"I've been a person in the making. I was meant to intersect with the Fourth World."
- Julia Tripp, Research Assistant / Constituent Coordinator
Interview of Julia Tripp (Constituent Coordinator and Research Assitant at the Center for Social Policy at the University of Massachusetts McCormick Graduate School of Policy and Global Studies) by Susie Devins (Fourth World Volunteer, Regional Delegate for North America, and Visiting Fellow at the Center for Social Policy)
Click on the play button to hear the interview:
You can also download this interview here. Right click or option-click the link and choose "Save As..." to download this file.
What is the violence done to people in poverty that keeps peace at bay? And in the midst of that violence how are people opening the door to peace for themselves and others?
ATD Fourth World Movement is spearheading novel and essential research in this area. We need your financial support to continue this research and to bring the findings to the people and projects working against poverty that need to be nourished by this knowledge.
For the past three years over 1,000 members of ATD Fourth World in 24 countries have worked intensely on this research with the financial and moral support of partners such as UNESCO and the Center for Social Policy, at the University of Massachusetts Boston.
Julia Tripp is a research assistant at the Center for Social Policy (CSP) and heads up its Constituent Advisory Group of people with a lived experience of poverty. She is also an artist and a student. Julia has been part of the ATD Fourth World’s work for the past three years and has involved other members of the Constituent Advisors Group in the research/action on violence and peace. I hold a fellowship at CSP, so Julia and I collaborate often on research and grassroots actions.
Recently Julia recalled the insights and encounters that have propelled her forward and sustained her, including her relationship with ATD Fourth World Movement.
Asked why it’s important that people living in poverty have a voice in policy, she replied,
For Julia, this belief comes from a very deep place: “My lived experiences gave me so much information about exclusion. They drew me to relate to those most affected by conditions of poverty, a poverty profound and sometimes individual, but which relegated us to a place where we stumbled, struggled, stuttered, sputtered, and got stuck on the sidelines of life. I know this place well.” When we think of poverty, we may think most often of physical violence, like hunger or fighting. Julia told me that getting stuck on the sidelines of life is another kind of violence that walks hand-in-hand with poverty. In the face of this kind of violence, she has found a way to work to bring peace for herself and others. Click on the link to hear the whole interview with Julia.

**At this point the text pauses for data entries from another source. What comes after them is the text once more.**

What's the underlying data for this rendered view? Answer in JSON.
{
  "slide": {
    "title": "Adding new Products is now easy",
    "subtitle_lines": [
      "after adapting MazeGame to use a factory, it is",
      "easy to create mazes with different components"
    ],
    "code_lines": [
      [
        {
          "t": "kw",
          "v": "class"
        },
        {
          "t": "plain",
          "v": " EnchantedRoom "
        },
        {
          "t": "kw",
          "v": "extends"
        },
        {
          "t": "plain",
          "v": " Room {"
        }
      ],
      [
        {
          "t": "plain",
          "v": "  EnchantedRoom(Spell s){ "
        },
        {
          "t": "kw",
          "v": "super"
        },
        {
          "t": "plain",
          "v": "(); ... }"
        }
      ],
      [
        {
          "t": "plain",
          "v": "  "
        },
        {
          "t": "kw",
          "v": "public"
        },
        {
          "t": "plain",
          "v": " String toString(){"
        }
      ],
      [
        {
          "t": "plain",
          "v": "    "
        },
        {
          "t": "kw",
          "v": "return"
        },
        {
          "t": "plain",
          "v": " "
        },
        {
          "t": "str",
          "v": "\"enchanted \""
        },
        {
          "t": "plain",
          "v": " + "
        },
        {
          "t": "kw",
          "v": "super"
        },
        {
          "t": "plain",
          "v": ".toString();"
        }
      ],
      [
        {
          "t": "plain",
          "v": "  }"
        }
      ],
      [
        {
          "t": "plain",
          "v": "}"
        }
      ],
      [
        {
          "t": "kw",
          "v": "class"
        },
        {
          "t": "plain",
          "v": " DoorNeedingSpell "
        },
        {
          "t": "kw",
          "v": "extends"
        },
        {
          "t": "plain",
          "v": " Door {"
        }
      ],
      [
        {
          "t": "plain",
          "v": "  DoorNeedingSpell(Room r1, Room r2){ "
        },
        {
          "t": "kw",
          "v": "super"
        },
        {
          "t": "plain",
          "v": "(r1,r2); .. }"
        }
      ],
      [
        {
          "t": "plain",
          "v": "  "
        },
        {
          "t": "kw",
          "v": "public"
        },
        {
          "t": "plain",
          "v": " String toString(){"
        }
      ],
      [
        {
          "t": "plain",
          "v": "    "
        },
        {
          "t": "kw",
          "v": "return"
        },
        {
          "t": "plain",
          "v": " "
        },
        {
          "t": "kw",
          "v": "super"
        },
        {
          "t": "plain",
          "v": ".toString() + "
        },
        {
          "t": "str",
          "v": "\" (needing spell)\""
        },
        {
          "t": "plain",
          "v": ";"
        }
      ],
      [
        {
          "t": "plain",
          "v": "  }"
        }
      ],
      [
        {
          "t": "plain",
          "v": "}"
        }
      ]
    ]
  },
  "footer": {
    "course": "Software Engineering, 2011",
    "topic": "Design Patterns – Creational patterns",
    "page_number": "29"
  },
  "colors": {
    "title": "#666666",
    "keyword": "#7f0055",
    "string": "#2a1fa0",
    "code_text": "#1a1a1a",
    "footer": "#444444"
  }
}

Julia and I will continue this work with other members of ATD Fourth World Movement from around the United States and the Center for Social Policy in early December, at a two-day dialogue entitled: “Poverty is Violence, Speak Out for Peace.” Please help with the costs of this and other projects of ATD Fourth World that give a voice to people whose knowledge we all need by donating here.